Sources: International Financial Statistics. IMF, Trading Economics, Ha, Kose and Ohnsorge (2021 and updates), and various country sources. 

Policy without panic 

Surges in food prices have often coincided or been closely followed by all manner of civil unrest and political turmoil, so it is hardly surprising that food price hikes trigger impromptu and often panicky policy responses that have often ended being counterproductive in the short-run and distortionary in the long run .  Restrictions on food exports during the Global Food Crisis of 2008, were enforced in nearly a third of all EMDEs and significantly aggravated price pressures (Ha et al. , 2019). During the pandemic, governments have been more circumspect in resorting to such policies.  However, since the outbreak of the Russia-Ukraine war, a rising number of EMDEs have fallen back on such policies. As in prior instances, the accompanying narrative is that the measures will be temporary, but all too often it is easier to introduce than to remove these policies.  It is too early to speculate what their legacy will be. 
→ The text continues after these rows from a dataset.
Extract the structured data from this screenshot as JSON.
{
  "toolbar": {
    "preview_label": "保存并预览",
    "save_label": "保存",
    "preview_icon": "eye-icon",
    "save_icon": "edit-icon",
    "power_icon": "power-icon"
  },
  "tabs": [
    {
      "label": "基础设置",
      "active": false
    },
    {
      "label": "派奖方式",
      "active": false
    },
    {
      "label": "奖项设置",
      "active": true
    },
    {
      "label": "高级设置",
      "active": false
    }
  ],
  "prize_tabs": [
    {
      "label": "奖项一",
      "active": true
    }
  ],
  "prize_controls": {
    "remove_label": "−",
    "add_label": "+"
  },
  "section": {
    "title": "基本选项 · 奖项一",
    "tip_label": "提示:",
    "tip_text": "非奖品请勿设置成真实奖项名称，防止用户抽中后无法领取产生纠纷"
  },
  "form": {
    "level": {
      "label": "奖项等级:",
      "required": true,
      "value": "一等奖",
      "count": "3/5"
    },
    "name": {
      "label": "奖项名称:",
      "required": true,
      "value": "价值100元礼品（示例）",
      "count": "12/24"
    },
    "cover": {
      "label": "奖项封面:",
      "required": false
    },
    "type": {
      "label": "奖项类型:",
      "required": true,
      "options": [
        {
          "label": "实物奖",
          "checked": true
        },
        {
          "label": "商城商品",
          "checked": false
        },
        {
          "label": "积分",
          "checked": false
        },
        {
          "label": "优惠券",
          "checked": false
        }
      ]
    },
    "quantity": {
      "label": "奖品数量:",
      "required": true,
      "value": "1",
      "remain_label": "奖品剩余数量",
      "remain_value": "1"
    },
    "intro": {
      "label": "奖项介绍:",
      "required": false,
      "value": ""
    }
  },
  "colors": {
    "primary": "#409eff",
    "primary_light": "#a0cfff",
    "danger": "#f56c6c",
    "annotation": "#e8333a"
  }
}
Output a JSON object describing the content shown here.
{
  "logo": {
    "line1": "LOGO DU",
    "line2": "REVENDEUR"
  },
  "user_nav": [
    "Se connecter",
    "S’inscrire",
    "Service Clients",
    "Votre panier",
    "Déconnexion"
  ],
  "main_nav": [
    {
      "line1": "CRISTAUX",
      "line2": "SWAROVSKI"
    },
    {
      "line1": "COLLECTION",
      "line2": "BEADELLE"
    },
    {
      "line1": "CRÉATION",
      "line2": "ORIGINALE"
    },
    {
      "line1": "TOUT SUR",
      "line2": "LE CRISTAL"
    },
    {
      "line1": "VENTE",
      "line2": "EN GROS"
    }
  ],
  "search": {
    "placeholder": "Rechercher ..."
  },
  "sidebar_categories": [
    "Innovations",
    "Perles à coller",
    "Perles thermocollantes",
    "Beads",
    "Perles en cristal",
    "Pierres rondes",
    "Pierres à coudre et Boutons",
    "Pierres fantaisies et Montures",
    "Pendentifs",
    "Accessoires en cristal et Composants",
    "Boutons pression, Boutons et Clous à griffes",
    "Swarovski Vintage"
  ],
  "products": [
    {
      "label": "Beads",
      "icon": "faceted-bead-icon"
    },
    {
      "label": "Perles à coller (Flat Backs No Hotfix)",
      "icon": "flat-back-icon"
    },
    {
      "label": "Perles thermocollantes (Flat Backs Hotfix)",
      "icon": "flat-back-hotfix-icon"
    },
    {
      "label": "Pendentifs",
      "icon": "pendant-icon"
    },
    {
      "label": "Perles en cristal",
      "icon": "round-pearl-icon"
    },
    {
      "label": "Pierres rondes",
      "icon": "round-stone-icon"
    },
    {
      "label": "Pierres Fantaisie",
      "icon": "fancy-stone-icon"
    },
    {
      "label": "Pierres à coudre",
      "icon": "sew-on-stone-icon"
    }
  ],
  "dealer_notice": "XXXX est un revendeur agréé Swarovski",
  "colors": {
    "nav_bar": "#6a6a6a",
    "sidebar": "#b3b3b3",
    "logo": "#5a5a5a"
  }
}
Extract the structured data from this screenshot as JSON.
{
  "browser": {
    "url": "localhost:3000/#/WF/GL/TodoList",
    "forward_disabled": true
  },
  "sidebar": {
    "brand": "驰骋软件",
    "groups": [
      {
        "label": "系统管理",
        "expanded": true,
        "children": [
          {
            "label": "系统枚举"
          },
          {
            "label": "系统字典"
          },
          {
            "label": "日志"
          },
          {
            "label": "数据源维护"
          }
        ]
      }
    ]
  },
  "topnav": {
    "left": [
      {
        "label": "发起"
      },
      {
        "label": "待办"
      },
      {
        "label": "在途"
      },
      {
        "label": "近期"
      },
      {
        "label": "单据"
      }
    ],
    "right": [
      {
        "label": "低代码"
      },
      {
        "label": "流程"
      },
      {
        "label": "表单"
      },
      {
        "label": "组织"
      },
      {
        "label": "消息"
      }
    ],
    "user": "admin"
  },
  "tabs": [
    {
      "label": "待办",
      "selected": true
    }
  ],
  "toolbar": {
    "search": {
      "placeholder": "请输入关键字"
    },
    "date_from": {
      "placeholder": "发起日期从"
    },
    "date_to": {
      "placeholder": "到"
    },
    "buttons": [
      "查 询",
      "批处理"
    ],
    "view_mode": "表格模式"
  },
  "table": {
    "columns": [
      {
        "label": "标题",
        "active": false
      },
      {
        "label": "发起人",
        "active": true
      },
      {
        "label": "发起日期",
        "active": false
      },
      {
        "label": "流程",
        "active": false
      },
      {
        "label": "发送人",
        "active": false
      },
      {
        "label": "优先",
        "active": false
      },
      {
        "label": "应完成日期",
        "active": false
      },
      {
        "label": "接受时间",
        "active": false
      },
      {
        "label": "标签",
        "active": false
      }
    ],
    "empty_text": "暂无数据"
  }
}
Another common policy aimed at stabilizing conditions for the most vulnerable low- income groups as their purchasing power erodes are price controls, which is understandable but misguided. Recent work reviewing the efficacy of such policies in a large body of country experiences concludes that price controls “can dampen investment and growth, worsen poverty outcomes, cause countries to incur heavy fiscal burdens, and complicate the effective conduct of monetary policy” (Guenette, 2020).  At times of rapidly rising food prices, a less distortionary policy response to support the poorest households is through targeted social protection programs that are both more progressive and, possibly, less damaging to government finances. Yet, the setup of targeted transfers requires more time and government capacity than flat subsidies.  Timely action requires a prompt start.  

As Figure 5 attests, many EMDEs are already facing a significant cumulative increase in real food prices since the onset of the COVID-19 crisis.  A food crisis on the scale of 2008 may or may not repeat itself in 2022. But whether it does or it does not, policymakers across the globe would do well to avoid the mistakes of the past.  A pre-emptive and rapid response from the international community to address the food price crisis is critical to prevent the worst humanitarian outcomes and lessen the risk of panicky policy responses 


Clemens Graf von Luckner

PhD Candidate, Sciences Po Paris; Economist, World Bank

Kathryn Holston

Economist in the Office of the Vice President of Development Economics

Carmen Reinhart

Former Senior Vice President and Chief Economist of the World Bank Group

Join the Conversation

July 14, 2022

Thank you very much for explanations. You also give some solutions for policymakers and international community. But the crisis is until there and we feel these consequences. And it's very involved for population mairely in rural areas to access of the staple foods. Now, what governments and others partners can do to help these populations.

Milkyas Assmamaw Mretie
July 14, 2022

Thank You for sharing good publication and summerised report in the area of food security, poverty, inequality and development issues.